§ **PROVIDED RECORDS**:
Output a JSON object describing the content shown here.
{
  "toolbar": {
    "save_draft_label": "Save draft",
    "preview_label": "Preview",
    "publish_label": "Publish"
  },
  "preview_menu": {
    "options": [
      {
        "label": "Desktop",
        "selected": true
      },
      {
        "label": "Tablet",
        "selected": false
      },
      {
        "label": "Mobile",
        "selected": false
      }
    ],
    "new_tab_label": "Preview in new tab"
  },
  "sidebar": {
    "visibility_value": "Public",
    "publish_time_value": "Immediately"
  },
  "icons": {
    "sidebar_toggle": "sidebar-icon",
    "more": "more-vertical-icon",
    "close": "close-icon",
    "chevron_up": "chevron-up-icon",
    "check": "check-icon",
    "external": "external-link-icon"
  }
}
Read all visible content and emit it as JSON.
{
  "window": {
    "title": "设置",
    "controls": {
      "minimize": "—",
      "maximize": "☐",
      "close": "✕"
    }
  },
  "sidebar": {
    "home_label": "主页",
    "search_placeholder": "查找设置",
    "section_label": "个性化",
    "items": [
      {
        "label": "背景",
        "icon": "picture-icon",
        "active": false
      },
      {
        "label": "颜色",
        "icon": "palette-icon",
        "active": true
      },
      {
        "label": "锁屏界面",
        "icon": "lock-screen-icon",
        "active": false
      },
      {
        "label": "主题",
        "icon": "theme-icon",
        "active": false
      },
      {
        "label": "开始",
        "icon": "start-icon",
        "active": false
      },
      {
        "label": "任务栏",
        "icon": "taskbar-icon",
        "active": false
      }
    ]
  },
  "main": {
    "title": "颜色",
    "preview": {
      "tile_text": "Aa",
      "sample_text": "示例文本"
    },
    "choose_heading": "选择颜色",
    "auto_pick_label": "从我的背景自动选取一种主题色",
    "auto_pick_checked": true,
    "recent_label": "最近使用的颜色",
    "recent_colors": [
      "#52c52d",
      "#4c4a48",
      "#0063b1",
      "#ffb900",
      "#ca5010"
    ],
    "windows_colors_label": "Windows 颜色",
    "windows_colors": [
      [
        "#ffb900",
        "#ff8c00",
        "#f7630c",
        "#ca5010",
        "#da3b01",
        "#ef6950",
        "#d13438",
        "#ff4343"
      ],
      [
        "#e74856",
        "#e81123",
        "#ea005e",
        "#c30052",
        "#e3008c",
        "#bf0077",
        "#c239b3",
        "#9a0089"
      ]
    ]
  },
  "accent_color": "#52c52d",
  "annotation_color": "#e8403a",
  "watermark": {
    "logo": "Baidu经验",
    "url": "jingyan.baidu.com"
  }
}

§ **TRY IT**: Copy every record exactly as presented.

§ **RESULT FOR THIS EXERCISE**:
Output a JSON object describing the content shown here.
{
  "toolbar": {
    "save_draft_label": "Save draft",
    "preview_label": "Preview",
    "publish_label": "Publish"
  },
  "preview_menu": {
    "options": [
      {
        "label": "Desktop",
        "selected": true
      },
      {
        "label": "Tablet",
        "selected": false
      },
      {
        "label": "Mobile",
        "selected": false
      }
    ],
    "new_tab_label": "Preview in new tab"
  },
  "sidebar": {
    "visibility_value": "Public",
    "publish_time_value": "Immediately"
  },
  "icons": {
    "sidebar_toggle": "sidebar-icon",
    "more": "more-vertical-icon",
    "close": "close-icon",
    "chevron_up": "chevron-up-icon",
    "check": "check-icon",
    "external": "external-link-icon"
  }
}
Read all visible content and emit it as JSON.
{
  "window": {
    "title": "设置",
    "controls": {
      "minimize": "—",
      "maximize": "☐",
      "close": "✕"
    }
  },
  "sidebar": {
    "home_label": "主页",
    "search_placeholder": "查找设置",
    "section_label": "个性化",
    "items": [
      {
        "label": "背景",
        "icon": "picture-icon",
        "active": false
      },
      {
        "label": "颜色",
        "icon": "palette-icon",
        "active": true
      },
      {
        "label": "锁屏界面",
        "icon": "lock-screen-icon",
        "active": false
      },
      {
        "label": "主题",
        "icon": "theme-icon",
        "active": false
      },
      {
        "label": "开始",
        "icon": "start-icon",
        "active": false
      },
      {
        "label": "任务栏",
        "icon": "taskbar-icon",
        "active": false
      }
    ]
  },
  "main": {
    "title": "颜色",
    "preview": {
      "tile_text": "Aa",
      "sample_text": "示例文本"
    },
    "choose_heading": "选择颜色",
    "auto_pick_label": "从我的背景自动选取一种主题色",
    "auto_pick_checked": true,
    "recent_label": "最近使用的颜色",
    "recent_colors": [
      "#52c52d",
      "#4c4a48",
      "#0063b1",
      "#ffb900",
      "#ca5010"
    ],
    "windows_colors_label": "Windows 颜色",
    "windows_colors": [
      [
        "#ffb900",
        "#ff8c00",
        "#f7630c",
        "#ca5010",
        "#da3b01",
        "#ef6950",
        "#d13438",
        "#ff4343"
      ],
      [
        "#e74856",
        "#e81123",
        "#ea005e",
        "#c30052",
        "#e3008c",
        "#bf0077",
        "#c239b3",
        "#9a0089"
      ]
    ]
  },
  "accent_color": "#52c52d",
  "annotation_color": "#e8403a",
  "watermark": {
    "logo": "Baidu经验",
    "url": "jingyan.baidu.com"
  }
}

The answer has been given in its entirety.